Engineered materials are answering the call for architectural products that are high-performing, durable, and support the conservation of our country's natural resources - especially our dwindling timber reserves. Rustic Wood Beams and other high-density polyurethane (HDP) products are a major part of a growing construction trend to use sustainable methods and materials which reduce waste and uses natural resources efficiently. Polyurethanes offer the architectural and construction industry a versatility that is unparalleled - as it is used for many architectural and building components.
It is true, the beauty is in the details. And detailed architectural styling can be achieved by adding decorative brackets or corbels to the exterior or interior of your home. Both of these architectural products are similar in appearance - and the terms are interchangeable. Architects and builders will also refer to these products by the descriptive name 'bracketed cornice'.Today, installing ornamental brackets are a design technique which will add elegant distinction to a home or building. Traditionally, they were also a part of the building's structural support system - adding cantilevered support to beams, ceiling, shelves, and most commonly the roof overhang. Throughout history corbels have been used for both decorative and functional elements mou nted beneath th e roof eave of structures to reflect a unique architectural styling .

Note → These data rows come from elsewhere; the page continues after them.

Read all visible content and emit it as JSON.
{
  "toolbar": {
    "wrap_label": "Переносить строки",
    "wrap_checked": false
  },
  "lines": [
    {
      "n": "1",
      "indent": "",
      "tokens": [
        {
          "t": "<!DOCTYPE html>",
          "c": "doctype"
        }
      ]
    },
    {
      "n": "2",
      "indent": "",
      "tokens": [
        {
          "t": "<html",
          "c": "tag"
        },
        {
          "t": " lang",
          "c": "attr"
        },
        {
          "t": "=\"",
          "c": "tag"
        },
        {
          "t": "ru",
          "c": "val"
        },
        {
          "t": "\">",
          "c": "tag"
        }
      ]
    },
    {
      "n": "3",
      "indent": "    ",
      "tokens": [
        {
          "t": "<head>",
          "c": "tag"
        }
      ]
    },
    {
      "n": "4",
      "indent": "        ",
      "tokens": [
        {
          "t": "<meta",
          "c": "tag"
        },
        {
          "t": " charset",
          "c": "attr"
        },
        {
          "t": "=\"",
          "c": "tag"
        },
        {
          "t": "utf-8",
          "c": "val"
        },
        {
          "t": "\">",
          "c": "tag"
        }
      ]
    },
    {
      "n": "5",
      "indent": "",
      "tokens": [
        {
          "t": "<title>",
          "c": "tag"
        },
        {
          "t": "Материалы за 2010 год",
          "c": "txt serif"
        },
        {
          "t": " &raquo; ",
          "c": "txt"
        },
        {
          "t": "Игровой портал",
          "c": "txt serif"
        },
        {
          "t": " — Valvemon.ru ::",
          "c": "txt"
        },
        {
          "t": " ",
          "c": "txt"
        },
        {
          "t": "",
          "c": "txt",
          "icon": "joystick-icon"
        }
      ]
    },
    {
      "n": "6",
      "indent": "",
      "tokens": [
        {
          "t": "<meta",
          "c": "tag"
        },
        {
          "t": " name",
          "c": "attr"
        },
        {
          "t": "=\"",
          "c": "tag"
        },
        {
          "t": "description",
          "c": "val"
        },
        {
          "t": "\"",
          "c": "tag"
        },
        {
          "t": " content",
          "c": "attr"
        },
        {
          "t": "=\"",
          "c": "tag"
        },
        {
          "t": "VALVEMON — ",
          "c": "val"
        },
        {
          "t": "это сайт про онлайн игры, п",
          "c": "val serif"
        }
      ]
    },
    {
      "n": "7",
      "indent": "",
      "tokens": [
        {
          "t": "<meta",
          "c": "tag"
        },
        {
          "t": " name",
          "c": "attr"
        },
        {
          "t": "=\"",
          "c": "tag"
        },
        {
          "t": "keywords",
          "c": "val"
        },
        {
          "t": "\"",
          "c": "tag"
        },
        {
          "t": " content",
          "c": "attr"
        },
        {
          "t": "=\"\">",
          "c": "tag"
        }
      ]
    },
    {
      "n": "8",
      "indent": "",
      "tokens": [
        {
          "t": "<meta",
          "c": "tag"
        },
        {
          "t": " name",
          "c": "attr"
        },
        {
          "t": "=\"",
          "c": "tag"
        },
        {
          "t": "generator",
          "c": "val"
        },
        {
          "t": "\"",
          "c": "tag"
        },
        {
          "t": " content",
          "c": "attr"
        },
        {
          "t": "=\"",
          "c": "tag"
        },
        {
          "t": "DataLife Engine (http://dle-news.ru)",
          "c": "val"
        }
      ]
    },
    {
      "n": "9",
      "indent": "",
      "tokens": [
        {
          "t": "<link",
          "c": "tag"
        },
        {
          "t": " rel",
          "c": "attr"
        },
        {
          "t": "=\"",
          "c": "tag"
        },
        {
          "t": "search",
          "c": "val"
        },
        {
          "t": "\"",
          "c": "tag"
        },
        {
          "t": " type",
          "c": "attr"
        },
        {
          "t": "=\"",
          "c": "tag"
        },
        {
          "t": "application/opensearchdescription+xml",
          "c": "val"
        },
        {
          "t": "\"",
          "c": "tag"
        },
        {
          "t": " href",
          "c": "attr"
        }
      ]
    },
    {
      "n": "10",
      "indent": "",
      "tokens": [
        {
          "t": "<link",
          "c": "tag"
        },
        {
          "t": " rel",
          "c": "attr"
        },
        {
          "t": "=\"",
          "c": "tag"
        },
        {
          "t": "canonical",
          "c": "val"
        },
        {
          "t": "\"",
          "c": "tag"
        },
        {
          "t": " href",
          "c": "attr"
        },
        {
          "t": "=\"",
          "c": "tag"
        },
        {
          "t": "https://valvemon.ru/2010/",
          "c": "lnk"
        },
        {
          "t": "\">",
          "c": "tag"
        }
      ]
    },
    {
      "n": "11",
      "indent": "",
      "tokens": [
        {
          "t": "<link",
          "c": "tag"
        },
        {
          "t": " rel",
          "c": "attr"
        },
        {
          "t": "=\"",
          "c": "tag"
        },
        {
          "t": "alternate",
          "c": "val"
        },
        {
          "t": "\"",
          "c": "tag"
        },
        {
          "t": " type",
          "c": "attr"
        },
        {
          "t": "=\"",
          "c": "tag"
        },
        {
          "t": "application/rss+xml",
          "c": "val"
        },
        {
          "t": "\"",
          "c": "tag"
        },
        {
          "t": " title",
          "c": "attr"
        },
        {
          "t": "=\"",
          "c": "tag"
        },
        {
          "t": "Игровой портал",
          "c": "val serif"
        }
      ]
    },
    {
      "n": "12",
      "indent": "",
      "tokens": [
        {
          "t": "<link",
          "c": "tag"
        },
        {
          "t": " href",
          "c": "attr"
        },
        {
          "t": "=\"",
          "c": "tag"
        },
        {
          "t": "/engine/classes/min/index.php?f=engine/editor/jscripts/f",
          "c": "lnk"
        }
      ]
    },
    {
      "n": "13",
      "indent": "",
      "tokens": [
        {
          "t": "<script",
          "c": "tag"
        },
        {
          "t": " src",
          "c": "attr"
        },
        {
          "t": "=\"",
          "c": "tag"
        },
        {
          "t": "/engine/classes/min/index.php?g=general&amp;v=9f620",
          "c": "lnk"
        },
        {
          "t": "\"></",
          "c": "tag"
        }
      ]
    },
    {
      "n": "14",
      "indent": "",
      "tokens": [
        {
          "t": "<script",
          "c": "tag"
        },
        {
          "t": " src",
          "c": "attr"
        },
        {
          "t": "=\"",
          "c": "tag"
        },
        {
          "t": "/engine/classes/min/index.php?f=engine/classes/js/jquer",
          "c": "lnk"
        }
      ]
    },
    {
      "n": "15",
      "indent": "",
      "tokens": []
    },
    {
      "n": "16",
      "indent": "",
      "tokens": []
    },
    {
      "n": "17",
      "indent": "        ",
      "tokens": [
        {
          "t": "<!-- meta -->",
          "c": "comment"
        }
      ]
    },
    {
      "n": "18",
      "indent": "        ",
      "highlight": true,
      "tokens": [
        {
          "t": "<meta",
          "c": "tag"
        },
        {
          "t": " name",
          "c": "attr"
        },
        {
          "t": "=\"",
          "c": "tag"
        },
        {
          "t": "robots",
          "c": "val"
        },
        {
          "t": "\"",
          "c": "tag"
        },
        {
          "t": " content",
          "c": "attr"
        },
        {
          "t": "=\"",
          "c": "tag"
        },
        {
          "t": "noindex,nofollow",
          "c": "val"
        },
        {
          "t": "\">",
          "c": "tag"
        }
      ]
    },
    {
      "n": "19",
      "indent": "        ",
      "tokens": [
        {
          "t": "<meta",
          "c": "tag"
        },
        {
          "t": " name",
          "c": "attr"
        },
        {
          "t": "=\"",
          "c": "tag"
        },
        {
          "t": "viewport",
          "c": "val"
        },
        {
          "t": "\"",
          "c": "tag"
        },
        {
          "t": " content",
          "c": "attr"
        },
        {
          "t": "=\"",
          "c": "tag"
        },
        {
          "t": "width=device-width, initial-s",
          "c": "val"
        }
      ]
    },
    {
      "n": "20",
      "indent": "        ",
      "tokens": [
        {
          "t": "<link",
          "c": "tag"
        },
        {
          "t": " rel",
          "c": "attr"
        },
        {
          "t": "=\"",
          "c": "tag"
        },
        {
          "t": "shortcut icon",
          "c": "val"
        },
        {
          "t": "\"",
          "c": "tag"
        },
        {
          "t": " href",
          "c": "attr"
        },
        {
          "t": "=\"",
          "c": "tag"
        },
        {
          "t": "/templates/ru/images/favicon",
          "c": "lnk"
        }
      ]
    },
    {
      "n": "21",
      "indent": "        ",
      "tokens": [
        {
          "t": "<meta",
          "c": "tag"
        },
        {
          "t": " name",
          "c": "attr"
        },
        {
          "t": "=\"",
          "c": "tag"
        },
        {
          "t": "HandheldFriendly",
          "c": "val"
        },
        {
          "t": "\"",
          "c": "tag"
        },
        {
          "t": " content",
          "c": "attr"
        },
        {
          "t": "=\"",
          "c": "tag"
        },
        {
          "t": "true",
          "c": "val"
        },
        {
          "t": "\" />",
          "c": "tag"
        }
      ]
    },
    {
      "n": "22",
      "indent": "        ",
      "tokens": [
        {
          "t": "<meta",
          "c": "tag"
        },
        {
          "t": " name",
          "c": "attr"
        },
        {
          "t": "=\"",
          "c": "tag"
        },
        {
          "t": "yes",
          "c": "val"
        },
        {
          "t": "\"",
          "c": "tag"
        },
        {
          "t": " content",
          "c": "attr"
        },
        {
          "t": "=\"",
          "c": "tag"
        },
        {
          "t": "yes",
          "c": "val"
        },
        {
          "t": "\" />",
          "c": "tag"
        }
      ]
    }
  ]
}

Buying architectural products like molding, columns, railing systems etc. can potentially put a big dent in a projects budget; but it does not have to! Small little changes can add up to big savings in the long run if you stay consistent with them.
Worthington Millwork was contracted to provide the architectural fiberglass columns and balustrade systems for a renovation of the charming James Wade Bolton House in Alexandria, LA. This project was a historical renovation and of great significance to the town of Alexandria. To preserve the integrity of this turn-of-the-century home, an original baluster was perfectly replicated to create a whole new balustrade system. Similar components were also used in manufacturing the column shafts, capitals, bases and other parts of the balustrade system. The end result is a completed project, made with modern materials, while keeping the historic proportions and architecture of the 1899 construction period of the project.
Ever wonder what a polyurethane balustrade system looks like after 10 years? Most people know that polyurethane is light, timeless, and durable. Never do they actually get to see how this looks after 10 years though.
(1) Is your system pre-painted? Polyurethane can be pre-painted prior to being packaged and shipped to your jobsite. This is important because once you receive the product you can simply install the finished product and not paint it or simply paint over the top coat that is factory applied. If your product is only primed, or partially primed, you will spend additional time and money just getting the product prepared to paint before applying final top coat.
Many people that buy architectural products for their home may not realize that they most likely purchased a product that is made with polyurethane. The few that do have not hopped on the polyurethane bandwagon do not know what they are missing out on! Polyurethane simply lasts longer than most products and generally has a limited lifetime warranty. We get a lot of questions regarding our polyurethane products so we thought we would take the time to answer a few.